— Task to carry out —
Write out the data exactly, keeping every line.

:: Study material ::

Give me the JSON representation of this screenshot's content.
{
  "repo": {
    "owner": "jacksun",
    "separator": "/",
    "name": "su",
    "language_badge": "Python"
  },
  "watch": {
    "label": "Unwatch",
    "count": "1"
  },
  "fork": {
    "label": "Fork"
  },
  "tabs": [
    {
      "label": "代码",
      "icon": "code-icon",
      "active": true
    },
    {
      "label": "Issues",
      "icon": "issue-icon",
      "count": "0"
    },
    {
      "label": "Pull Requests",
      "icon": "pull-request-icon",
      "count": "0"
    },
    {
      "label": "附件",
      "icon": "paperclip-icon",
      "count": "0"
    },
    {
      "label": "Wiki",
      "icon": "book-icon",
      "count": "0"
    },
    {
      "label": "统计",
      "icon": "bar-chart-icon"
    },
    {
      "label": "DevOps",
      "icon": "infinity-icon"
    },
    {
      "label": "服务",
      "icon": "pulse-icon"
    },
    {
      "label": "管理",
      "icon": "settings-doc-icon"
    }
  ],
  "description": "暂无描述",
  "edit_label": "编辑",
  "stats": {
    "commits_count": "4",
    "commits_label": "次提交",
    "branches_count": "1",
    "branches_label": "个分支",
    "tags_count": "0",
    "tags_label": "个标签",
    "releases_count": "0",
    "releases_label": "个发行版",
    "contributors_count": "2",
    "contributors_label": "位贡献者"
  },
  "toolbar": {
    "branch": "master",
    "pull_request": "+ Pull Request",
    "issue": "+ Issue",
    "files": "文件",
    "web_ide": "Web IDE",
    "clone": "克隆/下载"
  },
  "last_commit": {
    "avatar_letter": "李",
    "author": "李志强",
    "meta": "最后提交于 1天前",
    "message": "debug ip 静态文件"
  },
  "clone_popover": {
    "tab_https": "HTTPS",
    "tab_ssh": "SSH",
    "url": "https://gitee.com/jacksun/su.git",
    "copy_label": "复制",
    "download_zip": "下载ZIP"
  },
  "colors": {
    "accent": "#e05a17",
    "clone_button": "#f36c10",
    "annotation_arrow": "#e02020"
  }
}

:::

— Response —
Give me the JSON representation of this screenshot's content.
{
  "repo": {
    "owner": "jacksun",
    "separator": "/",
    "name": "su",
    "language_badge": "Python"
  },
  "watch": {
    "label": "Unwatch",
    "count": "1"
  },
  "fork": {
    "label": "Fork"
  },
  "tabs": [
    {
      "label": "代码",
      "icon": "code-icon",
      "active": true
    },
    {
      "label": "Issues",
      "icon": "issue-icon",
      "count": "0"
    },
    {
      "label": "Pull Requests",
      "icon": "pull-request-icon",
      "count": "0"
    },
    {
      "label": "附件",
      "icon": "paperclip-icon",
      "count": "0"
    },
    {
      "label": "Wiki",
      "icon": "book-icon",
      "count": "0"
    },
    {
      "label": "统计",
      "icon": "bar-chart-icon"
    },
    {
      "label": "DevOps",
      "icon": "infinity-icon"
    },
    {
      "label": "服务",
      "icon": "pulse-icon"
    },
    {
      "label": "管理",
      "icon": "settings-doc-icon"
    }
  ],
  "description": "暂无描述",
  "edit_label": "编辑",
  "stats": {
    "commits_count": "4",
    "commits_label": "次提交",
    "branches_count": "1",
    "branches_label": "个分支",
    "tags_count": "0",
    "tags_label": "个标签",
    "releases_count": "0",
    "releases_label": "个发行版",
    "contributors_count": "2",
    "contributors_label": "位贡献者"
  },
  "toolbar": {
    "branch": "master",
    "pull_request": "+ Pull Request",
    "issue": "+ Issue",
    "files": "文件",
    "web_ide": "Web IDE",
    "clone": "克隆/下载"
  },
  "last_commit": {
    "avatar_letter": "李",
    "author": "李志强",
    "meta": "最后提交于 1天前",
    "message": "debug ip 静态文件"
  },
  "clone_popover": {
    "tab_https": "HTTPS",
    "tab_ssh": "SSH",
    "url": "https://gitee.com/jacksun/su.git",
    "copy_label": "复制",
    "download_zip": "下载ZIP"
  },
  "colors": {
    "accent": "#e05a17",
    "clone_button": "#f36c10",
    "annotation_arrow": "#e02020"
  }
}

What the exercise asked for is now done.